=== WHAT THE TASK REQUIRES ===
Copy each of the following entries back without change.

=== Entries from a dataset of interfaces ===
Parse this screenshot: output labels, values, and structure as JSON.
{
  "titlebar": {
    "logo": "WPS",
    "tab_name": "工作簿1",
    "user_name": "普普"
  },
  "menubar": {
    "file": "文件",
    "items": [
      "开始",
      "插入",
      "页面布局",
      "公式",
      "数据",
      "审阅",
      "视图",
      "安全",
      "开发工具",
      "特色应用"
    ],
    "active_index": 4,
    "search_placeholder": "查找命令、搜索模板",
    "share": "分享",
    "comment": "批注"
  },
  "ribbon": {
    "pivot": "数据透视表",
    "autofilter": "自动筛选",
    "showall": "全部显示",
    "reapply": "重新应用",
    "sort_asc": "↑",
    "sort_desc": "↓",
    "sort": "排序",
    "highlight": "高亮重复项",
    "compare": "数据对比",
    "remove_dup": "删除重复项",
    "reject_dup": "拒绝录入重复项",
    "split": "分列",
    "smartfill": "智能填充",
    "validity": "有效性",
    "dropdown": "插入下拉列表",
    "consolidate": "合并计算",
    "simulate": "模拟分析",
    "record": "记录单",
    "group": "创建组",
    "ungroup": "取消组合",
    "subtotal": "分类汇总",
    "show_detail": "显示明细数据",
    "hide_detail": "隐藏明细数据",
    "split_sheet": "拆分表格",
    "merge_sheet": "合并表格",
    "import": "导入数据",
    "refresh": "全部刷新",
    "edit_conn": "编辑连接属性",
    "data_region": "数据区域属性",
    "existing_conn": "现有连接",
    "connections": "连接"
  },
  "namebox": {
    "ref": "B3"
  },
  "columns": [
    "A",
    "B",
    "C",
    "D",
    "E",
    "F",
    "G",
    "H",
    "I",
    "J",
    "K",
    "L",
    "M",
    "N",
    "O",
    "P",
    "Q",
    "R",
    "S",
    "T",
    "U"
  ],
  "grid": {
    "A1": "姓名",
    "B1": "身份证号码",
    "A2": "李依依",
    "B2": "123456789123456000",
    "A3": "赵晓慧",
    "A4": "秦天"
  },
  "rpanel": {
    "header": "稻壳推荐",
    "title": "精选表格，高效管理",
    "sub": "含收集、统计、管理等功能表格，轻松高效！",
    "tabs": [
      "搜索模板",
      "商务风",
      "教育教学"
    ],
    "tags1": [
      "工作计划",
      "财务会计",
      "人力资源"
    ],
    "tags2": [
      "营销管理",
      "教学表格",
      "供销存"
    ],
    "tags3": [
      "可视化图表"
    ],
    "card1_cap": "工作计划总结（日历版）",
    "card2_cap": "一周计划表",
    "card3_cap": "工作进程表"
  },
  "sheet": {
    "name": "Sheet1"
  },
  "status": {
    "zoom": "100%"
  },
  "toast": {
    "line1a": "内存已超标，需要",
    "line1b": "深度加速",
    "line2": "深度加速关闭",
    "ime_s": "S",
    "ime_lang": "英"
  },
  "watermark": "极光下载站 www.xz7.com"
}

=== PROBLEM SOLUTION ===
Parse this screenshot: output labels, values, and structure as JSON.
{
  "titlebar": {
    "logo": "WPS",
    "tab_name": "工作簿1",
    "user_name": "普普"
  },
  "menubar": {
    "file": "文件",
    "items": [
      "开始",
      "插入",
      "页面布局",
      "公式",
      "数据",
      "审阅",
      "视图",
      "安全",
      "开发工具",
      "特色应用"
    ],
    "active_index": 4,
    "search_placeholder": "查找命令、搜索模板",
    "share": "分享",
    "comment": "批注"
  },
  "ribbon": {
    "pivot": "数据透视表",
    "autofilter": "自动筛选",
    "showall": "全部显示",
    "reapply": "重新应用",
    "sort_asc": "↑",
    "sort_desc": "↓",
    "sort": "排序",
    "highlight": "高亮重复项",
    "compare": "数据对比",
    "remove_dup": "删除重复项",
    "reject_dup": "拒绝录入重复项",
    "split": "分列",
    "smartfill": "智能填充",
    "validity": "有效性",
    "dropdown": "插入下拉列表",
    "consolidate": "合并计算",
    "simulate": "模拟分析",
    "record": "记录单",
    "group": "创建组",
    "ungroup": "取消组合",
    "subtotal": "分类汇总",
    "show_detail": "显示明细数据",
    "hide_detail": "隐藏明细数据",
    "split_sheet": "拆分表格",
    "merge_sheet": "合并表格",
    "import": "导入数据",
    "refresh": "全部刷新",
    "edit_conn": "编辑连接属性",
    "data_region": "数据区域属性",
    "existing_conn": "现有连接",
    "connections": "连接"
  },
  "namebox": {
    "ref": "B3"
  },
  "columns": [
    "A",
    "B",
    "C",
    "D",
    "E",
    "F",
    "G",
    "H",
    "I",
    "J",
    "K",
    "L",
    "M",
    "N",
    "O",
    "P",
    "Q",
    "R",
    "S",
    "T",
    "U"
  ],
  "grid": {
    "A1": "姓名",
    "B1": "身份证号码",
    "A2": "李依依",
    "B2": "123456789123456000",
    "A3": "赵晓慧",
    "A4": "秦天"
  },
  "rpanel": {
    "header": "稻壳推荐",
    "title": "精选表格，高效管理",
    "sub": "含收集、统计、管理等功能表格，轻松高效！",
    "tabs": [
      "搜索模板",
      "商务风",
      "教育教学"
    ],
    "tags1": [
      "工作计划",
      "财务会计",
      "人力资源"
    ],
    "tags2": [
      "营销管理",
      "教学表格",
      "供销存"
    ],
    "tags3": [
      "可视化图表"
    ],
    "card1_cap": "工作计划总结（日历版）",
    "card2_cap": "一周计划表",
    "card3_cap": "工作进程表"
  },
  "sheet": {
    "name": "Sheet1"
  },
  "status": {
    "zoom": "100%"
  },
  "toast": {
    "line1a": "内存已超标，需要",
    "line1b": "深度加速",
    "line2": "深度加速关闭",
    "ime_s": "S",
    "ime_lang": "英"
  },
  "watermark": "极光下载站 www.xz7.com"
}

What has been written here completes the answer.